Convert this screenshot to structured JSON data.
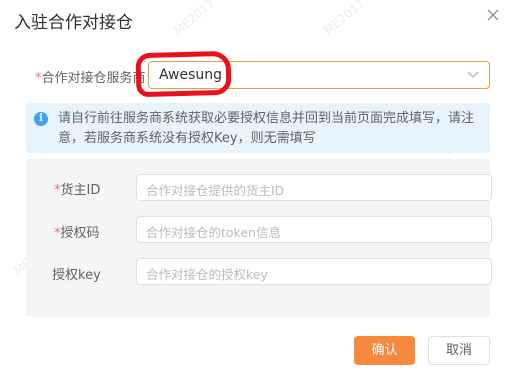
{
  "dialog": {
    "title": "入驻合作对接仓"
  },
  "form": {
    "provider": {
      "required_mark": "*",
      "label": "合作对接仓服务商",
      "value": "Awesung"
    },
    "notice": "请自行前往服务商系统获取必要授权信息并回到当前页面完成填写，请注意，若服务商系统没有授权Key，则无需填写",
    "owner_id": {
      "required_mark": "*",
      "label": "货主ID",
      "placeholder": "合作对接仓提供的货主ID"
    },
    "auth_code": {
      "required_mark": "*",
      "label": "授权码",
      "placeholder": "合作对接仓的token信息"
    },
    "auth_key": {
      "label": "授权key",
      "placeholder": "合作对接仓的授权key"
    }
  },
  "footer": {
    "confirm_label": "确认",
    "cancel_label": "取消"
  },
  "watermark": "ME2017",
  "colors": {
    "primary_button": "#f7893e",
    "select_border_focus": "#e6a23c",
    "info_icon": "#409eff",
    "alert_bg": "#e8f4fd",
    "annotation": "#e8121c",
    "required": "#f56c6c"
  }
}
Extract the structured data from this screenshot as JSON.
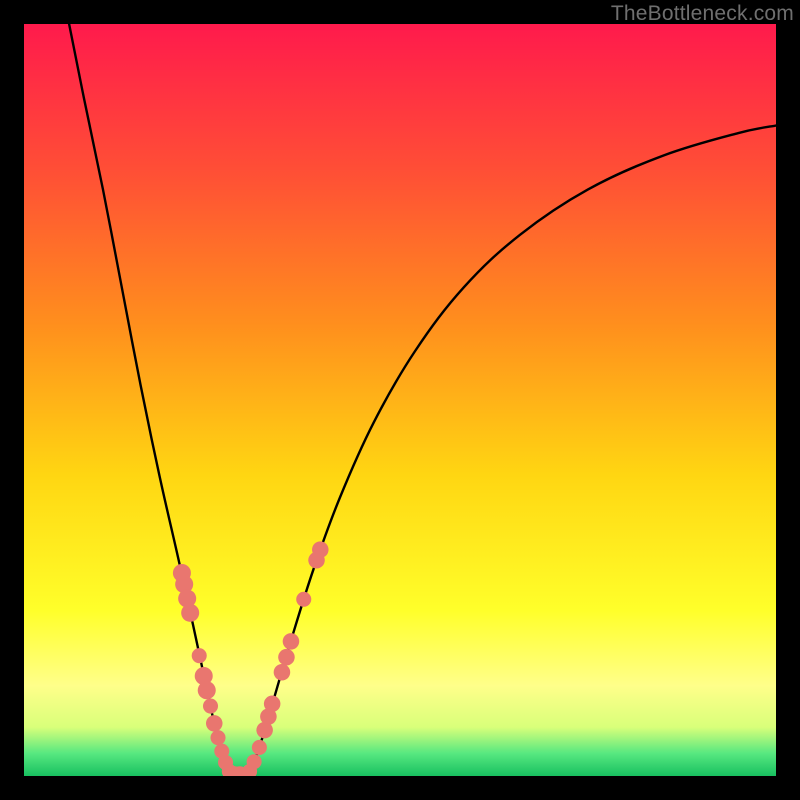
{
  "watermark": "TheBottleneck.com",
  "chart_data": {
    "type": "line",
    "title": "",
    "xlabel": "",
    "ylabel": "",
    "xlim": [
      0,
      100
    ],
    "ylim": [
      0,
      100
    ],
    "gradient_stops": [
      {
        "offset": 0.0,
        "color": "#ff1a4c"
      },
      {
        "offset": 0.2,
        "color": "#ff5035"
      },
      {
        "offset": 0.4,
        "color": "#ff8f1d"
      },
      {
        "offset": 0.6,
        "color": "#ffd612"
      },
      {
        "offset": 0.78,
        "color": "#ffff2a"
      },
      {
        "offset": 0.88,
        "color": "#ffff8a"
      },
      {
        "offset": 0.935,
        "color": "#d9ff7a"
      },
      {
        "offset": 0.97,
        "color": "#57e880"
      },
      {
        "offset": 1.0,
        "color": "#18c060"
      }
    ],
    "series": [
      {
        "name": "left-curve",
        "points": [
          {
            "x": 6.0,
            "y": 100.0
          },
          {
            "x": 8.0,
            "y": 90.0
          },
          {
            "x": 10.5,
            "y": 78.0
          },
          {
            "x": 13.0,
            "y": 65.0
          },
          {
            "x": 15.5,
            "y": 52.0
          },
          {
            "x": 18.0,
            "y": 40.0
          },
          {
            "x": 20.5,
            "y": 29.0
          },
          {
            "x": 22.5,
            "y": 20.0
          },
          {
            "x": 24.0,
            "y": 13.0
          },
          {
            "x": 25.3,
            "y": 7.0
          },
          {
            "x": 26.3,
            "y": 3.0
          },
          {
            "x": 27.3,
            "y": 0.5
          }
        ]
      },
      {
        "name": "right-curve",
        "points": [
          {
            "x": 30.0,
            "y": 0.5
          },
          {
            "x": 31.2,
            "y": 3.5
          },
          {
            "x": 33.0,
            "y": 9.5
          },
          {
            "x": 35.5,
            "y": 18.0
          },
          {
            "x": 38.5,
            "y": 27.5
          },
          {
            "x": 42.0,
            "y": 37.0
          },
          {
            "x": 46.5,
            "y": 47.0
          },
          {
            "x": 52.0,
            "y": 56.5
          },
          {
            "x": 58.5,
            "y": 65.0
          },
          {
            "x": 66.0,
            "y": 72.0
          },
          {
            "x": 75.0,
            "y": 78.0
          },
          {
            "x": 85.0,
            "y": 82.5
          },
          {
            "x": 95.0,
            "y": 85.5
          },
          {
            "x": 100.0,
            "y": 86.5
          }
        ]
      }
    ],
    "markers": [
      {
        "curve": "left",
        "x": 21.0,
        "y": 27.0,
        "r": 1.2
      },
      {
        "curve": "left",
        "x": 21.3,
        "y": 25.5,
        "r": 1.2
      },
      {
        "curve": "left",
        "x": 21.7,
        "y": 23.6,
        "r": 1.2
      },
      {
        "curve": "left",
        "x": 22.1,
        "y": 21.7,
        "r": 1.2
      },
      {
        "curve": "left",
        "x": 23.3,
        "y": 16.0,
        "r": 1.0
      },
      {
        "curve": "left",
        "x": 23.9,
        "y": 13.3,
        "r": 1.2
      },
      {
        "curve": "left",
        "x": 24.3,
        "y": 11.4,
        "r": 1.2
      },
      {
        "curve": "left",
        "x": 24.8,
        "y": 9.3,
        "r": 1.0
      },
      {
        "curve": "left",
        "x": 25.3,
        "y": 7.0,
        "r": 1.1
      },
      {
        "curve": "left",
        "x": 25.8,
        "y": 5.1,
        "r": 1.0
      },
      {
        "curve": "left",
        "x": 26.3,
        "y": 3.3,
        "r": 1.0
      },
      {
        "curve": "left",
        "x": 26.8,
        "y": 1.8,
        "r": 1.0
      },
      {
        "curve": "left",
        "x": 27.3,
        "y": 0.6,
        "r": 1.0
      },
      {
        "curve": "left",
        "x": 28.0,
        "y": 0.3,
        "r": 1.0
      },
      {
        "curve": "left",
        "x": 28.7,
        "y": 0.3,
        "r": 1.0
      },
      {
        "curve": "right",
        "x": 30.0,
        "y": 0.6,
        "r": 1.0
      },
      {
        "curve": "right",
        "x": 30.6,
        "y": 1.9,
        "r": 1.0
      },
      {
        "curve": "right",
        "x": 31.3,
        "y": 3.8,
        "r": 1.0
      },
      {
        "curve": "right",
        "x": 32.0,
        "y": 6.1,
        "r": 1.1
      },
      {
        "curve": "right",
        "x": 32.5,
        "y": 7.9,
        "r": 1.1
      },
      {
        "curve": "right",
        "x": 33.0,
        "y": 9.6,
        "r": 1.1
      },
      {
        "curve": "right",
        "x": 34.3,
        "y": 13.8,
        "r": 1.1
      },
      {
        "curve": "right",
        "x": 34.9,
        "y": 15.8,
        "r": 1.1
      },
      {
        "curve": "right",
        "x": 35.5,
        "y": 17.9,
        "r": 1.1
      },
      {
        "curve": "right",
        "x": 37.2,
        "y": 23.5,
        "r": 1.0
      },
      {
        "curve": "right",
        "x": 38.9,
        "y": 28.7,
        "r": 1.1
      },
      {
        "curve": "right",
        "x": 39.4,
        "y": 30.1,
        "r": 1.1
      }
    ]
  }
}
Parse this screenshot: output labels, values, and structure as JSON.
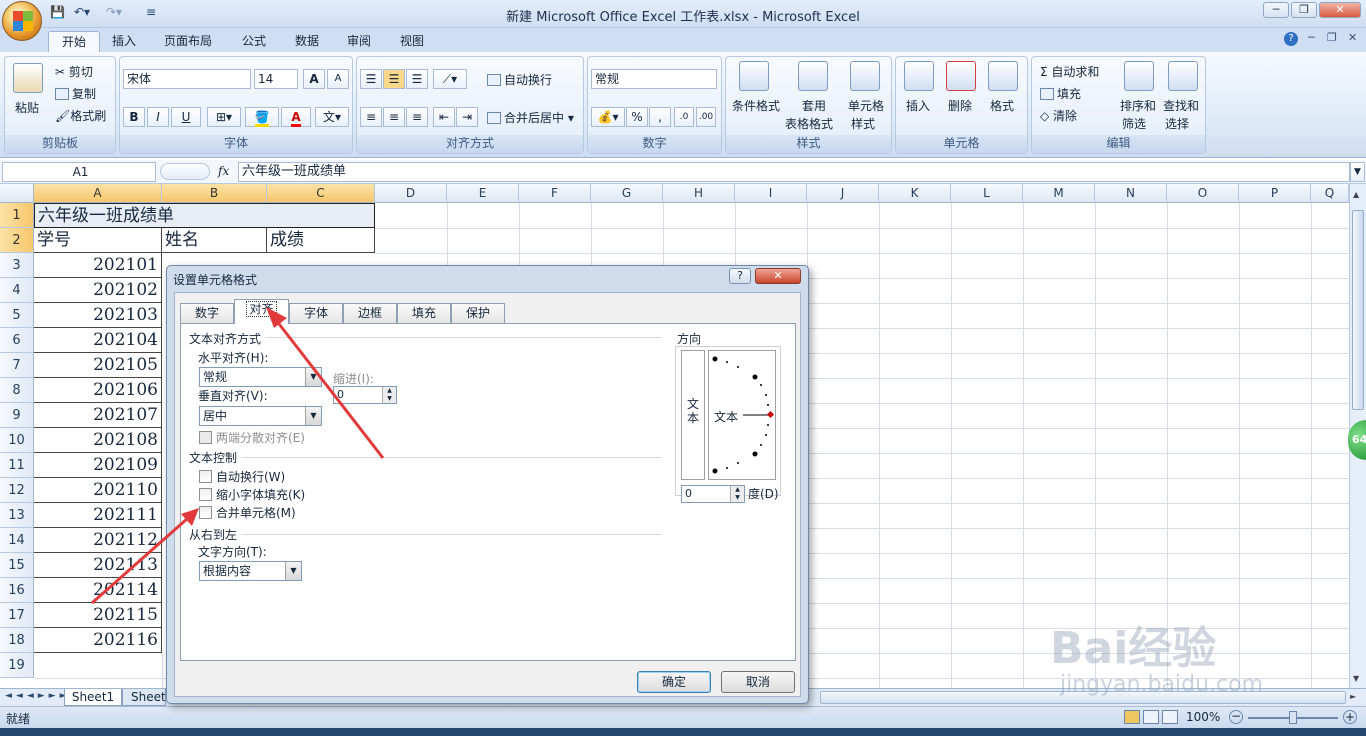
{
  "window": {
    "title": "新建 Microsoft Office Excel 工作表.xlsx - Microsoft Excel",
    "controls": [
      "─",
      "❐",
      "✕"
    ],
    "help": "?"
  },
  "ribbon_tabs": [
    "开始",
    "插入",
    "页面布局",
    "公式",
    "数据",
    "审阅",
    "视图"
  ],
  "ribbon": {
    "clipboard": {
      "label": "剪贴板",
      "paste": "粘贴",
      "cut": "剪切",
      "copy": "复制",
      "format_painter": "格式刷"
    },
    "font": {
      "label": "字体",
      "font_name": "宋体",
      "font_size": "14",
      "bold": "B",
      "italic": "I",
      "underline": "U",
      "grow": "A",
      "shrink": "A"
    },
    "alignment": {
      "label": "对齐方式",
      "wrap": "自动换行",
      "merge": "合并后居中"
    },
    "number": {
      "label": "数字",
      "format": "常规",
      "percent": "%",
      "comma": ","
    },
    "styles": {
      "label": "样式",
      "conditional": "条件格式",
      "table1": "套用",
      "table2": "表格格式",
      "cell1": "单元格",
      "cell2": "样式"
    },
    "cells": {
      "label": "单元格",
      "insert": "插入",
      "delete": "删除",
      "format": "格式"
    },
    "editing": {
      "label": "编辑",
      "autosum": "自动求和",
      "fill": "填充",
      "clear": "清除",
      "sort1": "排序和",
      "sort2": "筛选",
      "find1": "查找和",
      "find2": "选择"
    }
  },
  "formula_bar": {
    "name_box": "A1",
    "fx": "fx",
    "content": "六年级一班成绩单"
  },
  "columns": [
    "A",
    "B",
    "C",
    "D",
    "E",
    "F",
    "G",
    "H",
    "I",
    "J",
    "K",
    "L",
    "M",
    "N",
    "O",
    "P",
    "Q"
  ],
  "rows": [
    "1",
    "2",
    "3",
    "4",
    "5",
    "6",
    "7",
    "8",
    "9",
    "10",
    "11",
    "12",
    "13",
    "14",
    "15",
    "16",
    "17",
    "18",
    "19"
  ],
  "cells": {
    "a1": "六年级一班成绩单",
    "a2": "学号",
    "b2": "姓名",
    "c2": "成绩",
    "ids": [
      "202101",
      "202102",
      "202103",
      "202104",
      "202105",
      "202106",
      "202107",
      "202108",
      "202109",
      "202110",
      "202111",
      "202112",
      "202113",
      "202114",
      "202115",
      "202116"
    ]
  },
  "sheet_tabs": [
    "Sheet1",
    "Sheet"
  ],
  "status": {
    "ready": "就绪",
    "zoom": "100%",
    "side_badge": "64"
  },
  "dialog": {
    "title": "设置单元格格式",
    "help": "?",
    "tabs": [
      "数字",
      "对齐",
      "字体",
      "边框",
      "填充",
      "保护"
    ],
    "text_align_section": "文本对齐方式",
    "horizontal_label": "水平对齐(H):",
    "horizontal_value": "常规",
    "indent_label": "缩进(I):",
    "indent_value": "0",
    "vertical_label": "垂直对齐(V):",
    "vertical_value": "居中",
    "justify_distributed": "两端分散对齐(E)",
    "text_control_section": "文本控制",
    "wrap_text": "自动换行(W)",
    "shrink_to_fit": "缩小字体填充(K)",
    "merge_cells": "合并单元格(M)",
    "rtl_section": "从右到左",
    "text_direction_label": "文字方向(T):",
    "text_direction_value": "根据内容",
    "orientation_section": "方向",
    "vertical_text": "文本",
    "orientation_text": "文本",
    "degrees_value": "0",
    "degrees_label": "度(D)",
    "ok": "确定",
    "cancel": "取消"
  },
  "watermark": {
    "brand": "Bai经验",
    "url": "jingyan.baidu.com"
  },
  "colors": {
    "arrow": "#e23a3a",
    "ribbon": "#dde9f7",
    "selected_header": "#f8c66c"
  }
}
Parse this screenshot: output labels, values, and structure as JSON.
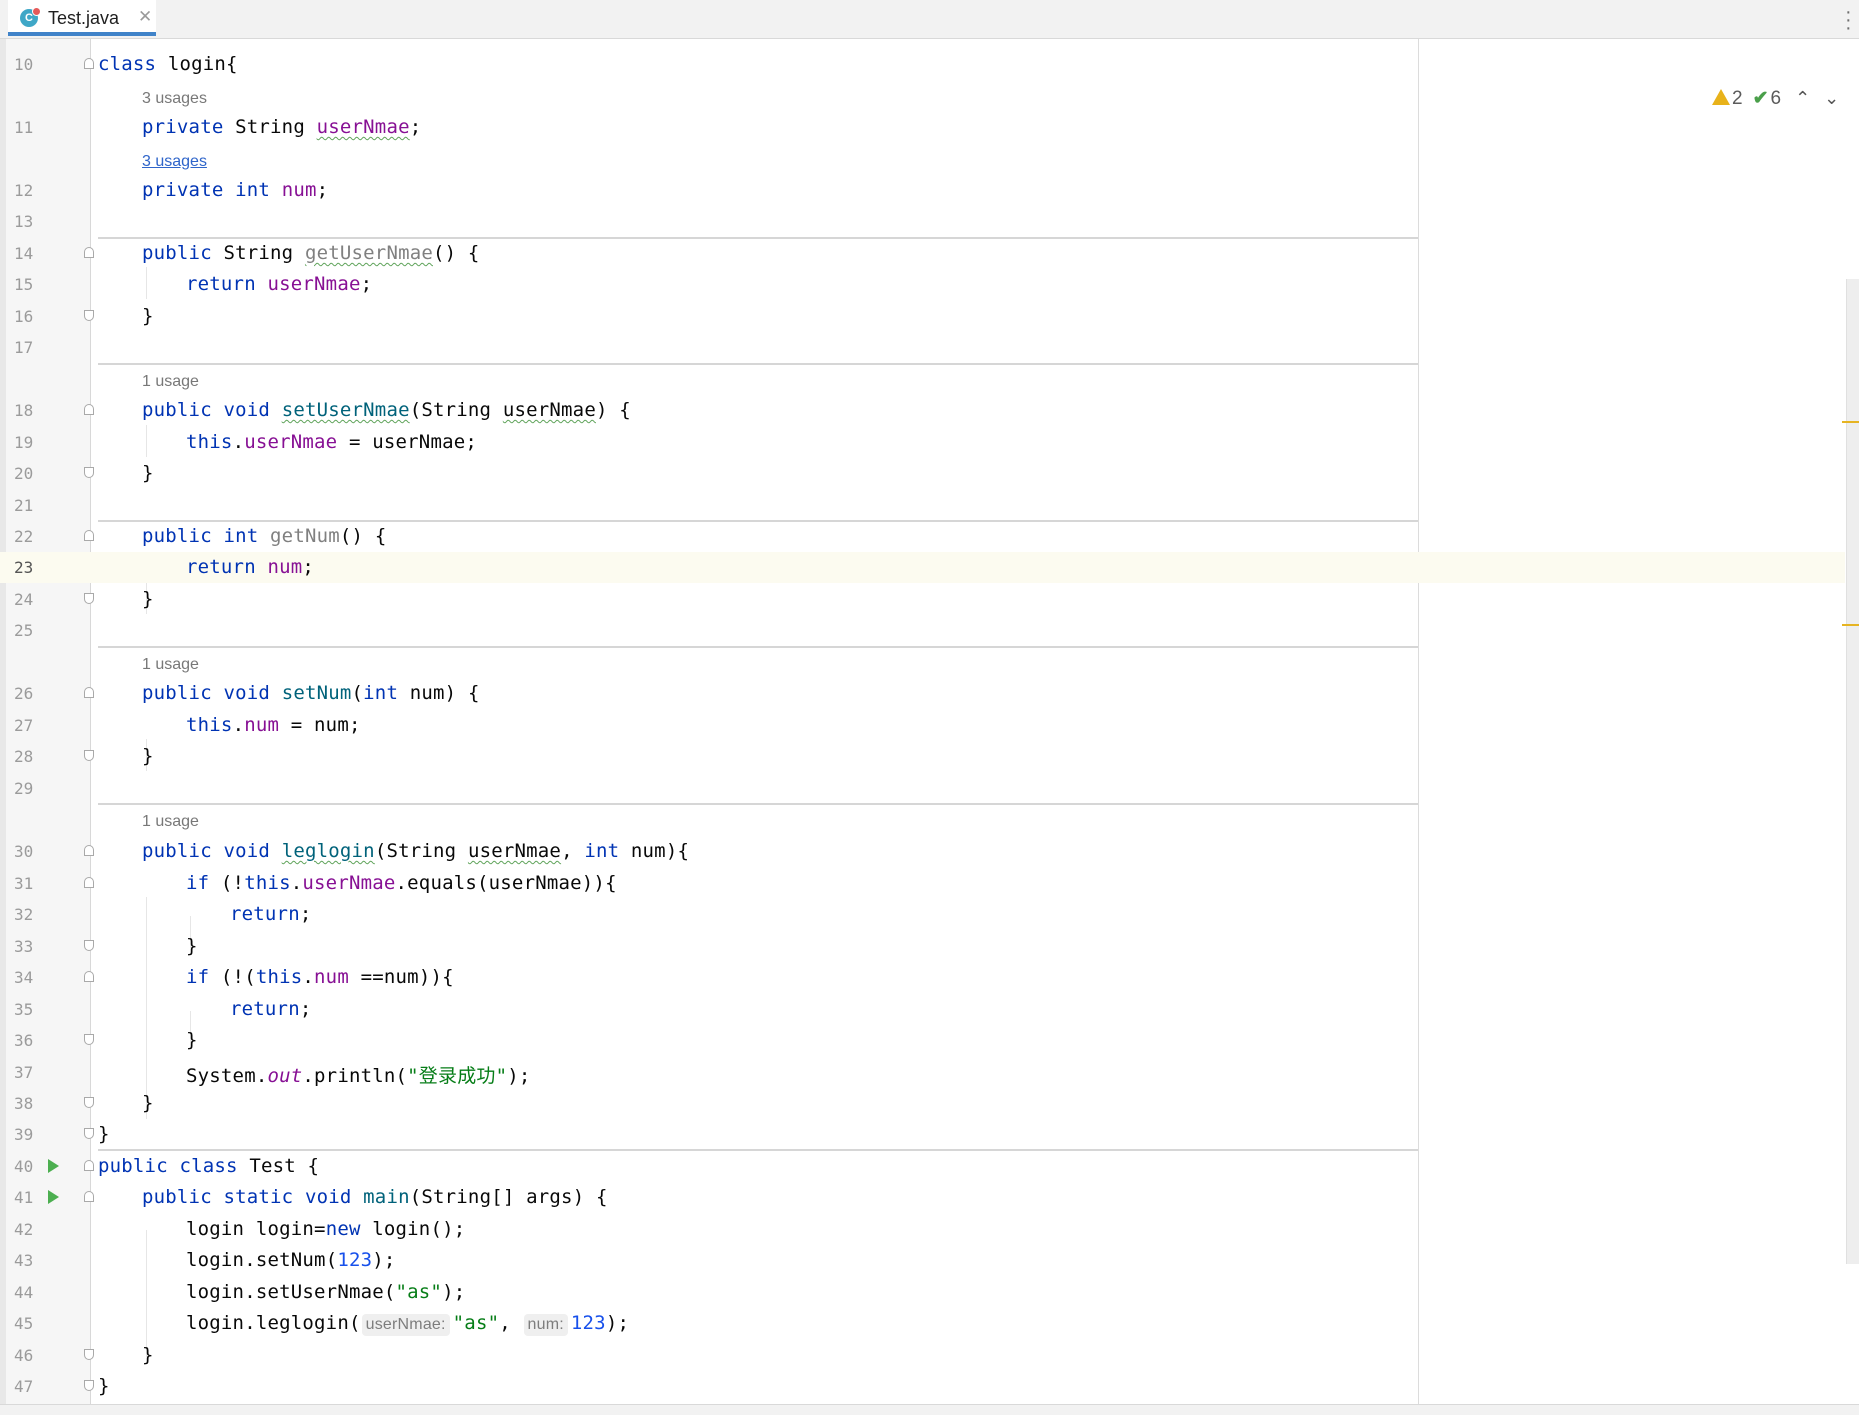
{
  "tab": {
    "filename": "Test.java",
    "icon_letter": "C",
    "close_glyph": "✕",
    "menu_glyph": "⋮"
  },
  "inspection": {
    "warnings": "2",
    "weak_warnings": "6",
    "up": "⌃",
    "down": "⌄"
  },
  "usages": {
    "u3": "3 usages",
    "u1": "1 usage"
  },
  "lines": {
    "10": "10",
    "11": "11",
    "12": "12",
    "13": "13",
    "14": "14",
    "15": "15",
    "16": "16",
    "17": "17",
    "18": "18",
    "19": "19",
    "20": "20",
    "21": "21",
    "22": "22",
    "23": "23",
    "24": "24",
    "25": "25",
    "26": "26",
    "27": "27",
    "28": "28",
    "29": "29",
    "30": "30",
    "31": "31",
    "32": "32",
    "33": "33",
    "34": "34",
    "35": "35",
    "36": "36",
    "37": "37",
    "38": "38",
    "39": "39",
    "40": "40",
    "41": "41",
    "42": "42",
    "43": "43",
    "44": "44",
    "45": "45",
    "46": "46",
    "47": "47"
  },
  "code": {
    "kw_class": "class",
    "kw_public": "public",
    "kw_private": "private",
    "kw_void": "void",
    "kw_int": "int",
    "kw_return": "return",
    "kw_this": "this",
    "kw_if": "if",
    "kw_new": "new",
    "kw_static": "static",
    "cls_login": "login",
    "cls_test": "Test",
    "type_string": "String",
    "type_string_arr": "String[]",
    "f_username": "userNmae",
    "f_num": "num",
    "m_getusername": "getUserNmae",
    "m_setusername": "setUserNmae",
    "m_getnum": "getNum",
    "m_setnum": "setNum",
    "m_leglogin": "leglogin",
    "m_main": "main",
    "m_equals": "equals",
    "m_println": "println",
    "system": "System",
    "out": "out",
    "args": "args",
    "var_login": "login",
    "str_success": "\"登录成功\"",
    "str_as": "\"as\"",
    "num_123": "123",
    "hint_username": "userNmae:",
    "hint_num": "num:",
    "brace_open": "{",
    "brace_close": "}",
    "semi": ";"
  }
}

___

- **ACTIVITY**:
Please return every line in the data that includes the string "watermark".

- **RESULT BELOW**:
  "watermark": "ME2017",
  "watermark": "TheBottleneck.com",
  "watermark": {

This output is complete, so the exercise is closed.